(2) some talking heads were pointing at the seeming softening in the German position on bailing out the Spanish banks. But the eurocrats have been tap dancing through the plunge in EU sovereign and bank insolvency for over a year, making one phony, baloney promise after another and then reneging. What could possibly be different this time around? A big chunk of the continent is in deep ka ka, so addressing Spanish bank problems in the absence of a much larger solution is just rearranging the deck chairs on the Titanic. Europe is a big problem; it has the potential to severely disrupt global economic activity; and until the morons running the place do something meaningful, throwing bones at individual crisis won’t alleviate the systematic risk to the world economy.
The EU bad news scenario (medium/long):
(3) the Wisconsin revolution. At the risk of over hyping the Scott Walker victory, it seems to me that this was a sign of the revolution we need so desperately; that is, it is the people saying enough is enough and then doing something about it. Not the president not the speaker of the house; because there is no leadership from the top. The whole lot of them are more concerned about protecting their entrenched perks than what is good for the nation. Even more significant, this bottom up movement came not from Texas or some other red state but from one with a consistently liberal electorate.

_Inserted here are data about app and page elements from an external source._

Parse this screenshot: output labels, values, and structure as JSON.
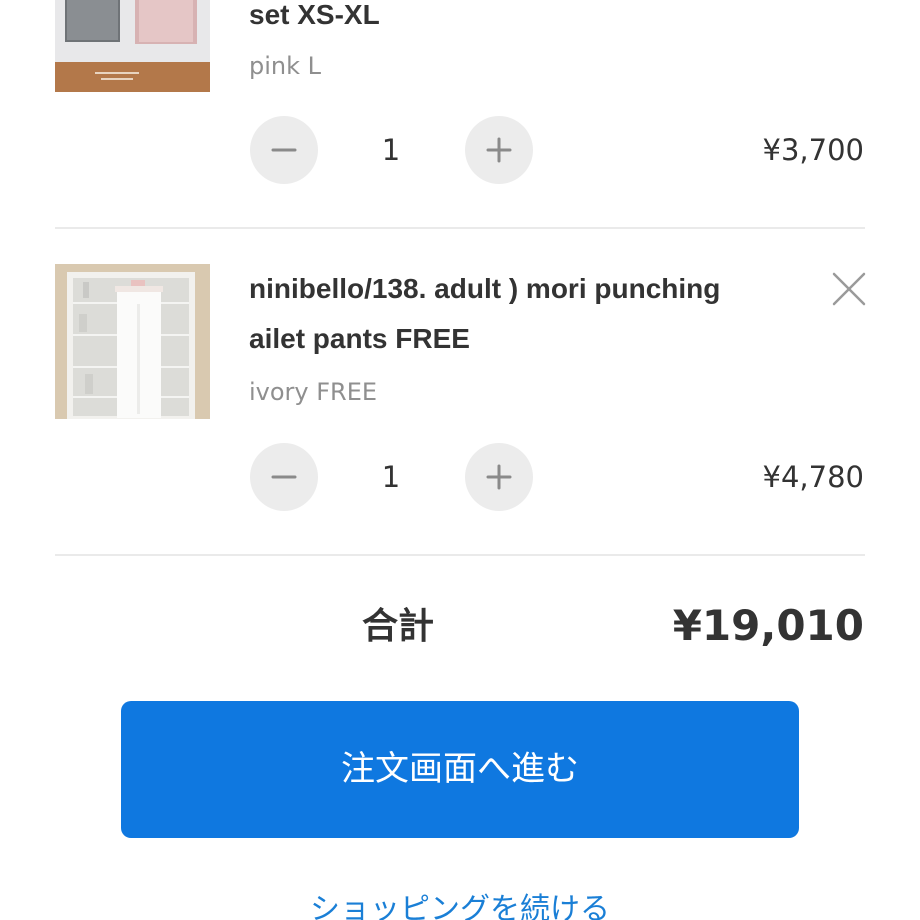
{
  "cart": {
    "items": [
      {
        "title_lines": [
          "set XS-XL"
        ],
        "variant": "pink L",
        "quantity": "1",
        "price": "¥3,700",
        "thumbnail_icon": "product-photo-pink-set"
      },
      {
        "title_lines": [
          "ninibello/138. adult ) mori punching",
          "ailet pants FREE"
        ],
        "variant": "ivory FREE",
        "quantity": "1",
        "price": "¥4,780",
        "thumbnail_icon": "product-photo-ivory-pants"
      }
    ],
    "decrement_icon": "minus-icon",
    "increment_icon": "plus-icon",
    "remove_icon": "close-icon"
  },
  "summary": {
    "total_label": "合計",
    "total_value": "¥19,010"
  },
  "actions": {
    "checkout_label": "注文画面へ進む",
    "continue_label": "ショッピングを続ける"
  },
  "colors": {
    "primary_button": "#0f78e0",
    "link": "#1a7fd6",
    "text": "#333333",
    "muted_text": "#8f8f8f",
    "qty_button_bg": "#ececec",
    "divider": "#eaeaea"
  }
}
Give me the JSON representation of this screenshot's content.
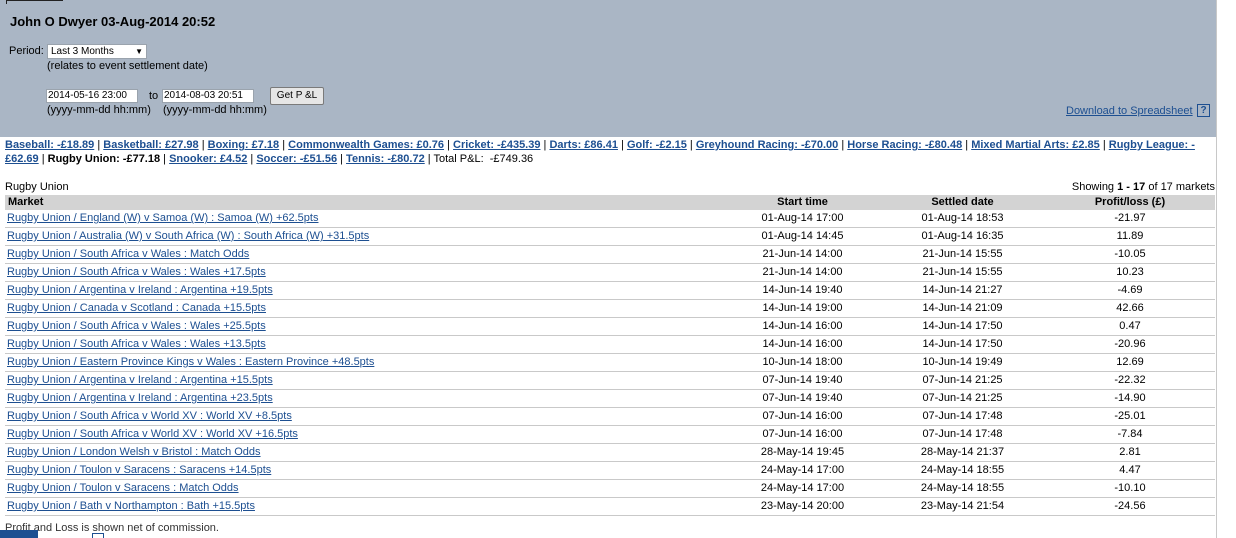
{
  "header": {
    "title": "John O Dwyer 03-Aug-2014 20:52",
    "period_label": "Period:",
    "period_value": "Last 3 Months",
    "period_note": "(relates to event settlement date)",
    "from_value": "2014-05-16 23:00",
    "to_label": "to",
    "to_value": "2014-08-03 20:51",
    "date_hint": "(yyyy-mm-dd hh:mm)",
    "get_button": "Get P &L",
    "download_link": "Download to Spreadsheet",
    "help_icon": "?"
  },
  "sports": [
    {
      "label": "Baseball: -£18.89",
      "link": true
    },
    {
      "label": "Basketball: £27.98",
      "link": true
    },
    {
      "label": "Boxing: £7.18",
      "link": true
    },
    {
      "label": "Commonwealth Games: £0.76",
      "link": true
    },
    {
      "label": "Cricket: -£435.39",
      "link": true
    },
    {
      "label": "Darts: £86.41",
      "link": true
    },
    {
      "label": "Golf: -£2.15",
      "link": true
    },
    {
      "label": "Greyhound Racing: -£70.00",
      "link": true
    },
    {
      "label": "Horse Racing: -£80.48",
      "link": true
    },
    {
      "label": "Mixed Martial Arts: £2.85",
      "link": true
    },
    {
      "label": "Rugby League: -£62.69",
      "link": true
    },
    {
      "label": "Rugby Union: -£77.18",
      "link": false
    },
    {
      "label": "Snooker: £4.52",
      "link": true
    },
    {
      "label": "Soccer: -£51.56",
      "link": true
    },
    {
      "label": "Tennis: -£80.72",
      "link": true
    }
  ],
  "total_pl": "Total P&L:  -£749.36",
  "section_title": "Rugby Union",
  "showing": {
    "prefix": "Showing ",
    "range": "1 - 17",
    "mid": " of ",
    "total": "17",
    "suffix": " markets"
  },
  "table": {
    "headers": [
      "Market",
      "Start time",
      "Settled date",
      "Profit/loss (£)"
    ],
    "rows": [
      [
        "Rugby Union / England (W) v Samoa (W) : Samoa (W) +62.5pts",
        "01-Aug-14 17:00",
        "01-Aug-14 18:53",
        "-21.97"
      ],
      [
        "Rugby Union / Australia (W) v South Africa (W) : South Africa (W) +31.5pts",
        "01-Aug-14 14:45",
        "01-Aug-14 16:35",
        "11.89"
      ],
      [
        "Rugby Union / South Africa v Wales : Match Odds",
        "21-Jun-14 14:00",
        "21-Jun-14 15:55",
        "-10.05"
      ],
      [
        "Rugby Union / South Africa v Wales : Wales +17.5pts",
        "21-Jun-14 14:00",
        "21-Jun-14 15:55",
        "10.23"
      ],
      [
        "Rugby Union / Argentina v Ireland : Argentina +19.5pts",
        "14-Jun-14 19:40",
        "14-Jun-14 21:27",
        "-4.69"
      ],
      [
        "Rugby Union / Canada v Scotland : Canada +15.5pts",
        "14-Jun-14 19:00",
        "14-Jun-14 21:09",
        "42.66"
      ],
      [
        "Rugby Union / South Africa v Wales : Wales +25.5pts",
        "14-Jun-14 16:00",
        "14-Jun-14 17:50",
        "0.47"
      ],
      [
        "Rugby Union / South Africa v Wales : Wales +13.5pts",
        "14-Jun-14 16:00",
        "14-Jun-14 17:50",
        "-20.96"
      ],
      [
        "Rugby Union / Eastern Province Kings v Wales : Eastern Province +48.5pts",
        "10-Jun-14 18:00",
        "10-Jun-14 19:49",
        "12.69"
      ],
      [
        "Rugby Union / Argentina v Ireland : Argentina +15.5pts",
        "07-Jun-14 19:40",
        "07-Jun-14 21:25",
        "-22.32"
      ],
      [
        "Rugby Union / Argentina v Ireland : Argentina +23.5pts",
        "07-Jun-14 19:40",
        "07-Jun-14 21:25",
        "-14.90"
      ],
      [
        "Rugby Union / South Africa v World XV : World XV +8.5pts",
        "07-Jun-14 16:00",
        "07-Jun-14 17:48",
        "-25.01"
      ],
      [
        "Rugby Union / South Africa v World XV : World XV +16.5pts",
        "07-Jun-14 16:00",
        "07-Jun-14 17:48",
        "-7.84"
      ],
      [
        "Rugby Union / London Welsh v Bristol : Match Odds",
        "28-May-14 19:45",
        "28-May-14 21:37",
        "2.81"
      ],
      [
        "Rugby Union / Toulon v Saracens : Saracens +14.5pts",
        "24-May-14 17:00",
        "24-May-14 18:55",
        "4.47"
      ],
      [
        "Rugby Union / Toulon v Saracens : Match Odds",
        "24-May-14 17:00",
        "24-May-14 18:55",
        "-10.10"
      ],
      [
        "Rugby Union / Bath v Northampton : Bath +15.5pts",
        "23-May-14 20:00",
        "23-May-14 21:54",
        "-24.56"
      ]
    ]
  },
  "footer_note": "Profit and Loss is shown net of commission.",
  "colors": {
    "header_bg": "#aab6c5",
    "link": "#1d4f91",
    "table_header_bg": "#d3d3d3"
  }
}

Returning to earth, hopefully, this is a wake up call for the political class and a sign of the voting pattern in the November election. If it proves to be the case, it potentially removes a negative to our long term outlook (i.e. a political environment that encourages more regulation, higher spending, higher taxes and less free trade). So if the electorate follows through on Wisconsin’s message, it would be a big step in removing the depressants on long term secular economic growth and lifting our projections for future economic activity.

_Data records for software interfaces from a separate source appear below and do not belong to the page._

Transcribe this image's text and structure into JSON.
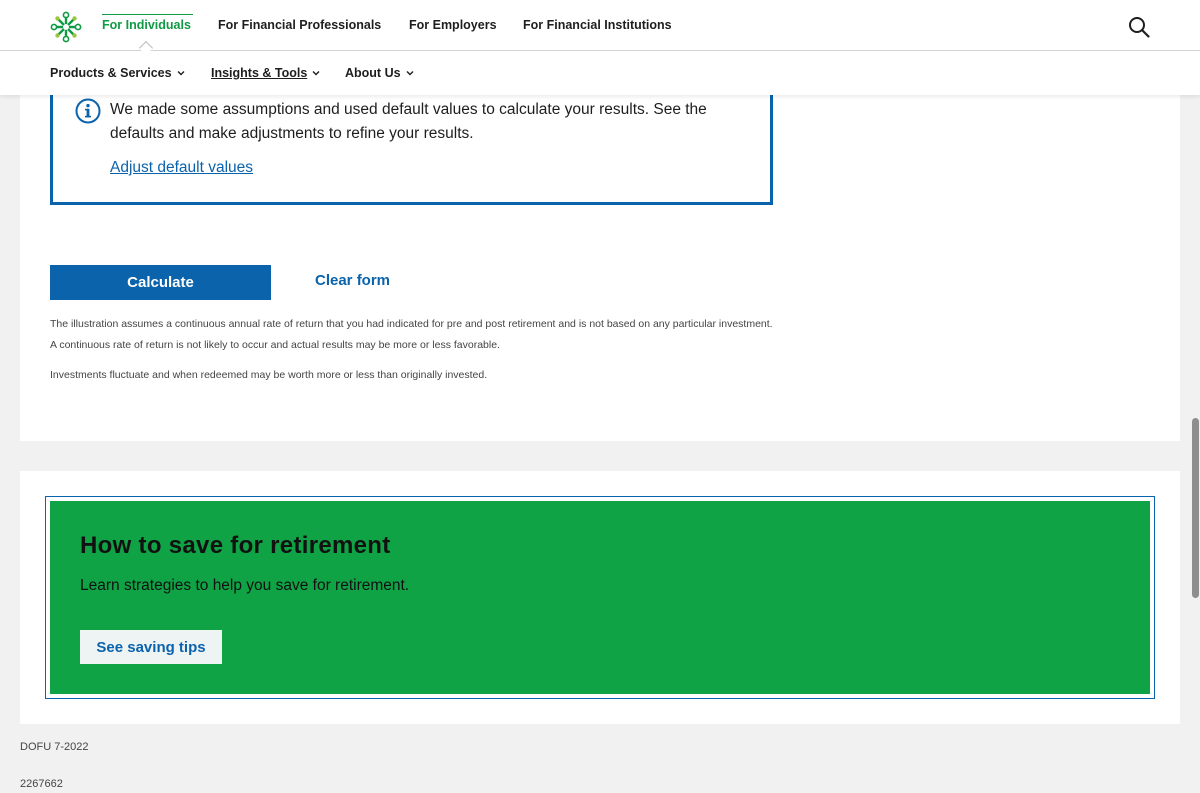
{
  "header": {
    "nav": [
      {
        "label": "For Individuals",
        "active": true
      },
      {
        "label": "For Financial Professionals",
        "active": false
      },
      {
        "label": "For Employers",
        "active": false
      },
      {
        "label": "For Financial Institutions",
        "active": false
      }
    ],
    "accent_color": "#0f9a44",
    "search_icon": "search-icon"
  },
  "subnav": {
    "items": [
      {
        "label": "Products & Services"
      },
      {
        "label": "Insights & Tools",
        "current": true
      },
      {
        "label": "About Us"
      }
    ]
  },
  "notice": {
    "icon": "info-icon",
    "text": "We made some assumptions and used default values to calculate your results. See the defaults and make adjustments to refine your results.",
    "link": "Adjust default values",
    "border_color": "#0b63ac"
  },
  "form": {
    "calculate_label": "Calculate",
    "clear_label": "Clear form"
  },
  "disclaimers": [
    "The illustration assumes a continuous annual rate of return that you had indicated for pre and post retirement and is not based on any particular investment. A continuous rate of return is not likely to occur and actual results may be more or less favorable.",
    "Investments fluctuate and when redeemed may be worth more or less than originally invested."
  ],
  "promo": {
    "title": "How to save for retirement",
    "subtitle": "Learn strategies to help you save for retirement.",
    "button": "See saving tips",
    "background": "#0fa346"
  },
  "footer": {
    "code1": "DOFU 7-2022",
    "code2": "2267662"
  }
}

To be clear, this is just a gleam in my eye right now. Indeed, as investors we still have to survive the havoc that the European political class seems intent on inflicting on the global. But that will pass, however, painful it may be. But coming out the other side, the investment outlook may be better than it otherwise would have been.
Bottom line: it is too soon to get jiggy about our own political/economic outlook. We still have to endure the consequences of the resolution of the EU sovereign debt/bank debt crisis---and it may not be pleasant. However, wherever the bottom may be, it may be higher than it would have been on Monday as a result of Tuesday night. That increases my confidence that the lower boundary of the Averages intermediate term up trend could be our worse case. Be patient; let’s be sure Tuesday was as important as I think it could have been. But smile, things could be getting better in this country.
Strategic Stock Investments is to help other investors build wealth and benefit from the investing lessons he learned the hard way.